━━━ Exercise materials ━━━
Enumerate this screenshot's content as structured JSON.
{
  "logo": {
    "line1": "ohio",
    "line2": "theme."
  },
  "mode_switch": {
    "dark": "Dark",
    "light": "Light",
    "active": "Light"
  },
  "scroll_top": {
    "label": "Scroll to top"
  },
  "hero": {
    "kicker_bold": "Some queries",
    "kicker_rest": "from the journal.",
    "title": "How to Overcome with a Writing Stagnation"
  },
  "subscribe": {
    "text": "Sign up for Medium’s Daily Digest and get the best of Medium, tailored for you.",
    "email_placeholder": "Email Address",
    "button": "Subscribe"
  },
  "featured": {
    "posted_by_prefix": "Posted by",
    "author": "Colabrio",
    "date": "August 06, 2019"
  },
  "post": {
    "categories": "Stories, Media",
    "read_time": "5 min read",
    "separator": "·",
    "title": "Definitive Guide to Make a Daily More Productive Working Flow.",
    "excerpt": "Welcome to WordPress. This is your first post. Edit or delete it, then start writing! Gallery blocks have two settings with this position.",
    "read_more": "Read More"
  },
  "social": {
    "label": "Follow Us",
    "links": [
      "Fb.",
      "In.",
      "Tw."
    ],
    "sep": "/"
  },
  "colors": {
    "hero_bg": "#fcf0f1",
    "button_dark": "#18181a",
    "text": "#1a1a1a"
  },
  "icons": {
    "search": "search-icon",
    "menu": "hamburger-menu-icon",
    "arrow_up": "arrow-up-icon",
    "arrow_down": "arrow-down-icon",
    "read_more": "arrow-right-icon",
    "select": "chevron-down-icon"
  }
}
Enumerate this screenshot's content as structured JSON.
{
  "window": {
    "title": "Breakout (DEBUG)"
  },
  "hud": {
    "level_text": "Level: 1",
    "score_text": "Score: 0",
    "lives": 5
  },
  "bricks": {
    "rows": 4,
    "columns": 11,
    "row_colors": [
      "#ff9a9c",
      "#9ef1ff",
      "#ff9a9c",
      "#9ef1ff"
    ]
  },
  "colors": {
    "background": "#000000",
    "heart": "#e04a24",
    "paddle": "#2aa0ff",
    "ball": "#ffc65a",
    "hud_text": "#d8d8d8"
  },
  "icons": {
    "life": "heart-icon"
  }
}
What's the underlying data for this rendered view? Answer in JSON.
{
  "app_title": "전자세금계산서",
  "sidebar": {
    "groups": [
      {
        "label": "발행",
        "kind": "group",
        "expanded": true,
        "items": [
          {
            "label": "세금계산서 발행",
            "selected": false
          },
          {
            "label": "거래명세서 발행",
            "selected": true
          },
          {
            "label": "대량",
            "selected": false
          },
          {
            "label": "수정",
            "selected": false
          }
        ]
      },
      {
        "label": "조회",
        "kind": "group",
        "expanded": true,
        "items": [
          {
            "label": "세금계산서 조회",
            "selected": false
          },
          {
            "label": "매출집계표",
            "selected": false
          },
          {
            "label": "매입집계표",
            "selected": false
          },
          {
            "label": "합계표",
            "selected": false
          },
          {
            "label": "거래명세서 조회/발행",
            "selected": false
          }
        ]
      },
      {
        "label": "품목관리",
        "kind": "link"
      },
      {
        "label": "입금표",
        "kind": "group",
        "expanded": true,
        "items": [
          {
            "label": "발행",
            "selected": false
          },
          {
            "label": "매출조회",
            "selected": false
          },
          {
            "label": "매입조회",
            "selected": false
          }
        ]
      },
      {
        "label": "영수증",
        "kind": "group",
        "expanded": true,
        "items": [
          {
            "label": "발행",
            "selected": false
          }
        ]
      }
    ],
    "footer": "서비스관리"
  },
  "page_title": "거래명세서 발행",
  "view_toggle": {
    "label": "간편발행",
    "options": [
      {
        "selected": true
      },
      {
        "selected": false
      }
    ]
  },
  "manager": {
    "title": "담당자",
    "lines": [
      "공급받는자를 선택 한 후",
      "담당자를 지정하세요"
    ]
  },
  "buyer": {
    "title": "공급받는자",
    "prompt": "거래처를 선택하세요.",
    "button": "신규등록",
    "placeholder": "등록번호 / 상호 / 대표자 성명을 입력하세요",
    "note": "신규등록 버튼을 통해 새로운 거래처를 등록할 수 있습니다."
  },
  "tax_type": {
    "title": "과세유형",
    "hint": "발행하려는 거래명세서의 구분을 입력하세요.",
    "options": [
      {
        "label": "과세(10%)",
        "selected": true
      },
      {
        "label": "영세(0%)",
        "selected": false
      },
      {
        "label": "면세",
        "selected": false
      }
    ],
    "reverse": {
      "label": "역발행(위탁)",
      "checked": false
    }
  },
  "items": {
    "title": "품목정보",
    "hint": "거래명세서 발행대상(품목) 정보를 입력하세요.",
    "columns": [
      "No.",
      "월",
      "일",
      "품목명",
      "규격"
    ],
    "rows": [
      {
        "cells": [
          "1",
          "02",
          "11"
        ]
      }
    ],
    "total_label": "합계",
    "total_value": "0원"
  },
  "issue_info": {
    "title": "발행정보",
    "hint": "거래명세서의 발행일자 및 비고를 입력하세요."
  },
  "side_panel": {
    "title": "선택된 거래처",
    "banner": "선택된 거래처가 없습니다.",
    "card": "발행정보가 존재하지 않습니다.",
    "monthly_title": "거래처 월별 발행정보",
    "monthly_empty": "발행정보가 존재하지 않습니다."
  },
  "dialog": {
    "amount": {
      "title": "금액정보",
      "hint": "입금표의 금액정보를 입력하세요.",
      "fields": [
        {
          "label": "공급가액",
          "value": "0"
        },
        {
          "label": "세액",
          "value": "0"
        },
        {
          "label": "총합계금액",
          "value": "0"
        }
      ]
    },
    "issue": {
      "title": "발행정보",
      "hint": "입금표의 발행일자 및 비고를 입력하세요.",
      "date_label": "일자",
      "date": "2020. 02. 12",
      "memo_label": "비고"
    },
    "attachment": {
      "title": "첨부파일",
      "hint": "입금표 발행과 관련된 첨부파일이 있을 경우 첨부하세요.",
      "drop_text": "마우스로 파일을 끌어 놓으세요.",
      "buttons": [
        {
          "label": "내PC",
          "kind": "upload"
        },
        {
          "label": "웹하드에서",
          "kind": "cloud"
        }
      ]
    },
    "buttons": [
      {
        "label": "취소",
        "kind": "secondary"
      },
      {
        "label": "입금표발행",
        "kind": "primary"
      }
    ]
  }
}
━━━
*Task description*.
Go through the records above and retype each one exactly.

*Exercise answer*.
Enumerate this screenshot's content as structured JSON.
{
  "logo": {
    "line1": "ohio",
    "line2": "theme."
  },
  "mode_switch": {
    "dark": "Dark",
    "light": "Light",
    "active": "Light"
  },
  "scroll_top": {
    "label": "Scroll to top"
  },
  "hero": {
    "kicker_bold": "Some queries",
    "kicker_rest": "from the journal.",
    "title": "How to Overcome with a Writing Stagnation"
  },
  "subscribe": {
    "text": "Sign up for Medium’s Daily Digest and get the best of Medium, tailored for you.",
    "email_placeholder": "Email Address",
    "button": "Subscribe"
  },
  "featured": {
    "posted_by_prefix": "Posted by",
    "author": "Colabrio",
    "date": "August 06, 2019"
  },
  "post": {
    "categories": "Stories, Media",
    "read_time": "5 min read",
    "separator": "·",
    "title": "Definitive Guide to Make a Daily More Productive Working Flow.",
    "excerpt": "Welcome to WordPress. This is your first post. Edit or delete it, then start writing! Gallery blocks have two settings with this position.",
    "read_more": "Read More"
  },
  "social": {
    "label": "Follow Us",
    "links": [
      "Fb.",
      "In.",
      "Tw."
    ],
    "sep": "/"
  },
  "colors": {
    "hero_bg": "#fcf0f1",
    "button_dark": "#18181a",
    "text": "#1a1a1a"
  },
  "icons": {
    "search": "search-icon",
    "menu": "hamburger-menu-icon",
    "arrow_up": "arrow-up-icon",
    "arrow_down": "arrow-down-icon",
    "read_more": "arrow-right-icon",
    "select": "chevron-down-icon"
  }
}
Enumerate this screenshot's content as structured JSON.
{
  "window": {
    "title": "Breakout (DEBUG)"
  },
  "hud": {
    "level_text": "Level: 1",
    "score_text": "Score: 0",
    "lives": 5
  },
  "bricks": {
    "rows": 4,
    "columns": 11,
    "row_colors": [
      "#ff9a9c",
      "#9ef1ff",
      "#ff9a9c",
      "#9ef1ff"
    ]
  },
  "colors": {
    "background": "#000000",
    "heart": "#e04a24",
    "paddle": "#2aa0ff",
    "ball": "#ffc65a",
    "hud_text": "#d8d8d8"
  },
  "icons": {
    "life": "heart-icon"
  }
}
What's the underlying data for this rendered view? Answer in JSON.
{
  "app_title": "전자세금계산서",
  "sidebar": {
    "groups": [
      {
        "label": "발행",
        "kind": "group",
        "expanded": true,
        "items": [
          {
            "label": "세금계산서 발행",
            "selected": false
          },
          {
            "label": "거래명세서 발행",
            "selected": true
          },
          {
            "label": "대량",
            "selected": false
          },
          {
            "label": "수정",
            "selected": false
          }
        ]
      },
      {
        "label": "조회",
        "kind": "group",
        "expanded": true,
        "items": [
          {
            "label": "세금계산서 조회",
            "selected": false
          },
          {
            "label": "매출집계표",
            "selected": false
          },
          {
            "label": "매입집계표",
            "selected": false
          },
          {
            "label": "합계표",
            "selected": false
          },
          {
            "label": "거래명세서 조회/발행",
            "selected": false
          }
        ]
      },
      {
        "label": "품목관리",
        "kind": "link"
      },
      {
        "label": "입금표",
        "kind": "group",
        "expanded": true,
        "items": [
          {
            "label": "발행",
            "selected": false
          },
          {
            "label": "매출조회",
            "selected": false
          },
          {
            "label": "매입조회",
            "selected": false
          }
        ]
      },
      {
        "label": "영수증",
        "kind": "group",
        "expanded": true,
        "items": [
          {
            "label": "발행",
            "selected": false
          }
        ]
      }
    ],
    "footer": "서비스관리"
  },
  "page_title": "거래명세서 발행",
  "view_toggle": {
    "label": "간편발행",
    "options": [
      {
        "selected": true
      },
      {
        "selected": false
      }
    ]
  },
  "manager": {
    "title": "담당자",
    "lines": [
      "공급받는자를 선택 한 후",
      "담당자를 지정하세요"
    ]
  },
  "buyer": {
    "title": "공급받는자",
    "prompt": "거래처를 선택하세요.",
    "button": "신규등록",
    "placeholder": "등록번호 / 상호 / 대표자 성명을 입력하세요",
    "note": "신규등록 버튼을 통해 새로운 거래처를 등록할 수 있습니다."
  },
  "tax_type": {
    "title": "과세유형",
    "hint": "발행하려는 거래명세서의 구분을 입력하세요.",
    "options": [
      {
        "label": "과세(10%)",
        "selected": true
      },
      {
        "label": "영세(0%)",
        "selected": false
      },
      {
        "label": "면세",
        "selected": false
      }
    ],
    "reverse": {
      "label": "역발행(위탁)",
      "checked": false
    }
  },
  "items": {
    "title": "품목정보",
    "hint": "거래명세서 발행대상(품목) 정보를 입력하세요.",
    "columns": [
      "No.",
      "월",
      "일",
      "품목명",
      "규격"
    ],
    "rows": [
      {
        "cells": [
          "1",
          "02",
          "11"
        ]
      }
    ],
    "total_label": "합계",
    "total_value": "0원"
  },
  "issue_info": {
    "title": "발행정보",
    "hint": "거래명세서의 발행일자 및 비고를 입력하세요."
  },
  "side_panel": {
    "title": "선택된 거래처",
    "banner": "선택된 거래처가 없습니다.",
    "card": "발행정보가 존재하지 않습니다.",
    "monthly_title": "거래처 월별 발행정보",
    "monthly_empty": "발행정보가 존재하지 않습니다."
  },
  "dialog": {
    "amount": {
      "title": "금액정보",
      "hint": "입금표의 금액정보를 입력하세요.",
      "fields": [
        {
          "label": "공급가액",
          "value": "0"
        },
        {
          "label": "세액",
          "value": "0"
        },
        {
          "label": "총합계금액",
          "value": "0"
        }
      ]
    },
    "issue": {
      "title": "발행정보",
      "hint": "입금표의 발행일자 및 비고를 입력하세요.",
      "date_label": "일자",
      "date": "2020. 02. 12",
      "memo_label": "비고"
    },
    "attachment": {
      "title": "첨부파일",
      "hint": "입금표 발행과 관련된 첨부파일이 있을 경우 첨부하세요.",
      "drop_text": "마우스로 파일을 끌어 놓으세요.",
      "buttons": [
        {
          "label": "내PC",
          "kind": "upload"
        },
        {
          "label": "웹하드에서",
          "kind": "cloud"
        }
      ]
    },
    "buttons": [
      {
        "label": "취소",
        "kind": "secondary"
      },
      {
        "label": "입금표발행",
        "kind": "primary"
      }
    ]
  }
}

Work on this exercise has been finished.